**Result 3 (intermediate minimum cost): ** Another easily understood result is that when the cost of dispersal is minimized at some dispersal distance, the distribution of dispersal is also maximized at an intermediate distance (not shown). The maximum dispersal probability may be slightly further than the distance of this minimal cost, as a result of kin competition effects.

**Result 4 (slow increase of cost): ** Less trivially, we find that if the direct cost increases more slowly than the indirect cost decreases with distance, it is possible to have a local maximum of dispersal at an intermediate distance. For example, when the cost of dispersal increases step by step (Fig. 2e) the distribution of dispersal evolves towards a saw-like shape where peaks of dispersal occur at the end of each step. On each step the direct cost does not vary whereas the indirect cost decreases with distance (because of the decrease of genetic identity with distance). This explains the evolution of higher dispersal at the end of the steps.

The example of the stepped cost function shows that if the cost sharply increases at some threshold distance, the optimal strategy allocates more dispersal right before this threshold. It should be noted that there is a simple mechanism which can generate a distribution with a maximum followed by a sharp decline at larger distances: ballistic dispersal (Stamp & Lucas, 1983; Neubert *et al*., 1995). Ballistic dispersal may be understood as a mechanism with a given cost independent of realized dispersal distance up to a maximum distance imposed by this mechanism, and with a maximal dispersal probability at this maximum distance. Thus, it may be understood as a way of minimizing kin competition under constraints close to those described by a stepped cost function. Airborne dispersal can also generate distributions with a maximum at an intermediate distance, e.g. the lognormal distribution (Stoyan & Wagner, 2001, and references therein).

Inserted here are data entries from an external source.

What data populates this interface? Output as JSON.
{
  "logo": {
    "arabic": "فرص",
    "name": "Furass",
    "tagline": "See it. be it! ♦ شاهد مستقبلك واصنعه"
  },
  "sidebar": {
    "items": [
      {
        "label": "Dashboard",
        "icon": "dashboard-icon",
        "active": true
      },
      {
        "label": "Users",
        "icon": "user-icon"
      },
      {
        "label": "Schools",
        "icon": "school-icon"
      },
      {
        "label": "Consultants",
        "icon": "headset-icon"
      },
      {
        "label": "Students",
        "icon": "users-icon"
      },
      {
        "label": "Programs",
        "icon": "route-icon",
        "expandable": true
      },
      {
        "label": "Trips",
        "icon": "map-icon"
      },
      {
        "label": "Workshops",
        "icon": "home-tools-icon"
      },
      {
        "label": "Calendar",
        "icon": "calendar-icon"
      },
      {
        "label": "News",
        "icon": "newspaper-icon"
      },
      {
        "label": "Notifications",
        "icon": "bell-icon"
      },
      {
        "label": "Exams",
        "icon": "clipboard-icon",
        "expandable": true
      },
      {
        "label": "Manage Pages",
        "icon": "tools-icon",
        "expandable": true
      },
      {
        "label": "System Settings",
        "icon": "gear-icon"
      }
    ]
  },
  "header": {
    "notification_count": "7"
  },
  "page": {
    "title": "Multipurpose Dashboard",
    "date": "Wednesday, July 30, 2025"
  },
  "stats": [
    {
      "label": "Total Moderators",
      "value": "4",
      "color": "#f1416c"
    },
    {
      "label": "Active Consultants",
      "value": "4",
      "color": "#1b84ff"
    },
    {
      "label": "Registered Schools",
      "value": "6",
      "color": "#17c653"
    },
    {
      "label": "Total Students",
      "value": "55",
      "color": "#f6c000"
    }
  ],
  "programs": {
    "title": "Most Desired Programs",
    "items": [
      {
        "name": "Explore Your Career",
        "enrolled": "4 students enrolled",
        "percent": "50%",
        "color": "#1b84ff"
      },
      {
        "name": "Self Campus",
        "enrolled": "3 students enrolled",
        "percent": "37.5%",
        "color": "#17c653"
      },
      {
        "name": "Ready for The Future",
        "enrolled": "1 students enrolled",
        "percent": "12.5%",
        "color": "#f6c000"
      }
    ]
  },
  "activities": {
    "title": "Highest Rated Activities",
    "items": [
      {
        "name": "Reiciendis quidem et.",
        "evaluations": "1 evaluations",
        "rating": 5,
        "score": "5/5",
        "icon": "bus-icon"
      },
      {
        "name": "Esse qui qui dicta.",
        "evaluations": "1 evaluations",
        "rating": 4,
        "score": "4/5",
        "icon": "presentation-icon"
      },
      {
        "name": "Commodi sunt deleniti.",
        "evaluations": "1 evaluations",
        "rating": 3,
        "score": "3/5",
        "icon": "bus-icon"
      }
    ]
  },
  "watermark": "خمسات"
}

Another example is illustrated in the one-dimensional case when the cost saturates (Fig. 2b). In this case, the direct effect of the cost increases more slowly than the indirect cost of competing with relatives decreases. This yields a local minimal probability of dispersal at an intermediate distance.

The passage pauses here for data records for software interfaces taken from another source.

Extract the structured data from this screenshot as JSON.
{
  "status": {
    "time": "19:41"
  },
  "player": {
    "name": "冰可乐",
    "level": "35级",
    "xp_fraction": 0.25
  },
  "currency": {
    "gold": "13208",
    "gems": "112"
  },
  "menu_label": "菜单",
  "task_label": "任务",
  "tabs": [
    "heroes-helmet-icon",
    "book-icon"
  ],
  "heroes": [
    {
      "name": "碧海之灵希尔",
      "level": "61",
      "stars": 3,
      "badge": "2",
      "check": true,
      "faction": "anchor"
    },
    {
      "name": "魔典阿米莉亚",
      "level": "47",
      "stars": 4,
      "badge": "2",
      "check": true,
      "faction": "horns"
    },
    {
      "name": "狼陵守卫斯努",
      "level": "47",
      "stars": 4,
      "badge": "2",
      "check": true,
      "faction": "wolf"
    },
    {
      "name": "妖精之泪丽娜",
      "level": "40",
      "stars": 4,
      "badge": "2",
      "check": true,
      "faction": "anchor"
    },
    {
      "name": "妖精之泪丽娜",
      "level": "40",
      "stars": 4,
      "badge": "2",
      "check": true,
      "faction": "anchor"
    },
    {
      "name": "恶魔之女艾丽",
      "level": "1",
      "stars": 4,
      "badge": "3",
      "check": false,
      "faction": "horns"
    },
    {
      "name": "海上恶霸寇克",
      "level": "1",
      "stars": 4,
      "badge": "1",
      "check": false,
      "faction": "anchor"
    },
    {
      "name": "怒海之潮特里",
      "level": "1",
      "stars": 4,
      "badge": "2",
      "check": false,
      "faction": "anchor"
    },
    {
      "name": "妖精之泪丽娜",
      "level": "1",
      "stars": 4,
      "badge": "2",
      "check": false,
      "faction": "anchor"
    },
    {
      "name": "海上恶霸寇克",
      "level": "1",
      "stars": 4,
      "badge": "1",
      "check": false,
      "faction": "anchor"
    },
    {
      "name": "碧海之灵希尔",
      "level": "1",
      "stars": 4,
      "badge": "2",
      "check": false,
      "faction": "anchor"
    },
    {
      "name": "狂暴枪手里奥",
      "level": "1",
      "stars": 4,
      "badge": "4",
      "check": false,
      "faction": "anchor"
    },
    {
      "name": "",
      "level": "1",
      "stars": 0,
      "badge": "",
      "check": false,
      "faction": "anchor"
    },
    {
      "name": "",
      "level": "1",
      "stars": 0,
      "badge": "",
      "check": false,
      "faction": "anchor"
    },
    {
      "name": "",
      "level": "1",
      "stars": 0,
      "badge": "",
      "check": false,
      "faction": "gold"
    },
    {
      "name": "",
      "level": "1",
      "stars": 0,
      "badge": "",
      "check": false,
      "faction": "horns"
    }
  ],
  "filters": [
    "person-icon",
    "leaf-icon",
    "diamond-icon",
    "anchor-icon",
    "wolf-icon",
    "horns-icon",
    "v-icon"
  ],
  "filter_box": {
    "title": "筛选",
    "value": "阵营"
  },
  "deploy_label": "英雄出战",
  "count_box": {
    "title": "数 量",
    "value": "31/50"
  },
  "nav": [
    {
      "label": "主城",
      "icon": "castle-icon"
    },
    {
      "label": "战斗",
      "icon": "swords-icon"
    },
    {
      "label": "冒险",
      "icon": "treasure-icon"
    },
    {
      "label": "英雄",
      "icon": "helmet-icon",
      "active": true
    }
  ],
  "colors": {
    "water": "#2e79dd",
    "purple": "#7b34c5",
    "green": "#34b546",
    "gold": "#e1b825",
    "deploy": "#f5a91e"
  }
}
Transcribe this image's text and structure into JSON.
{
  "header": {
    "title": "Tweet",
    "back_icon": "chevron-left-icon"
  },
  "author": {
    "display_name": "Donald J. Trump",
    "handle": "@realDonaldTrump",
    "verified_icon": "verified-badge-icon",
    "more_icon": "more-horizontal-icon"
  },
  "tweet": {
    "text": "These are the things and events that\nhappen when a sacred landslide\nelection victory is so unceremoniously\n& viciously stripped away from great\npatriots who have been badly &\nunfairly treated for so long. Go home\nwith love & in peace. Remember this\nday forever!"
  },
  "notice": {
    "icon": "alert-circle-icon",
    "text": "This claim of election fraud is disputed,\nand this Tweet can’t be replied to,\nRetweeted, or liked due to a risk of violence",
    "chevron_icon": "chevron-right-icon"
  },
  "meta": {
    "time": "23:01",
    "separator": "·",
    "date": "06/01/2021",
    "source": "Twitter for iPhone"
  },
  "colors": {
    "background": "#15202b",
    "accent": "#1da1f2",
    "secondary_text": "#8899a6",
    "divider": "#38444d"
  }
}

When the cost of dispersal increases monotonically with distance (Fig. 2b–d) the evolutionary outcome depends on the increase of the cost function. As expected, a ‘saturating’ function of the cost of dispersal (Fig. 2b) yields much more long-distance dispersal than an ‘accelerating’ function (Fig. 2d). It is shown in the Supplementary Appendix (eq. A.29) that in one dimension, if 1/(1−*c*_{i}) increases faster than distance **i**, dispersal must be zero beyond some distance, so that there is no long-distance dispersal. This is because the relative quantitative effects of the cost of dispersal and of the benefits of avoiding competition between relatives are given by a comparison of 1/(1−*c*_{i}) to a measure of relatedness that varies linearly with distance (Rousset, 1997). In two dimensions we have a similar result except that the same measure of relatedness increases as the logarithm of distance. In other words, as relatedness decreases more slowly with distance in two dimensions, it pays less to disperse further away. Thus, the condition for the existence of long distance dispersal is more restrictive in two than in one dimension.

**Result 5 (Evolution of long distance dispersal): ** If the survival probability does not vanish at long distances, then long distance dispersal is selected for. This is a consequence of the previous result 4, as in this case 1/(1−*c*_{i}) increases too slowly at long distances to select against dispersal.

Individual based simulations have also been done in some cases as an independent way of obtaining the ES dispersal distribution. These simulations confirmed the results of numerical computation (Fig. 2e) and showed that evolution yields only one optimal distribution of dispersal (e.g. no stable polymorphism). Some differences between numerical and simulation results can result from the recurrent introduction of new genotypes through mutation (in the simulation we assumed a mutation rate equal to 2.5×10^{−4}). Indeed, higher mutation rates tend to bias the distribution of dispersal distance towards a distribution with identical dispersal probabilities at each distance. Nevertheless, these differences were small.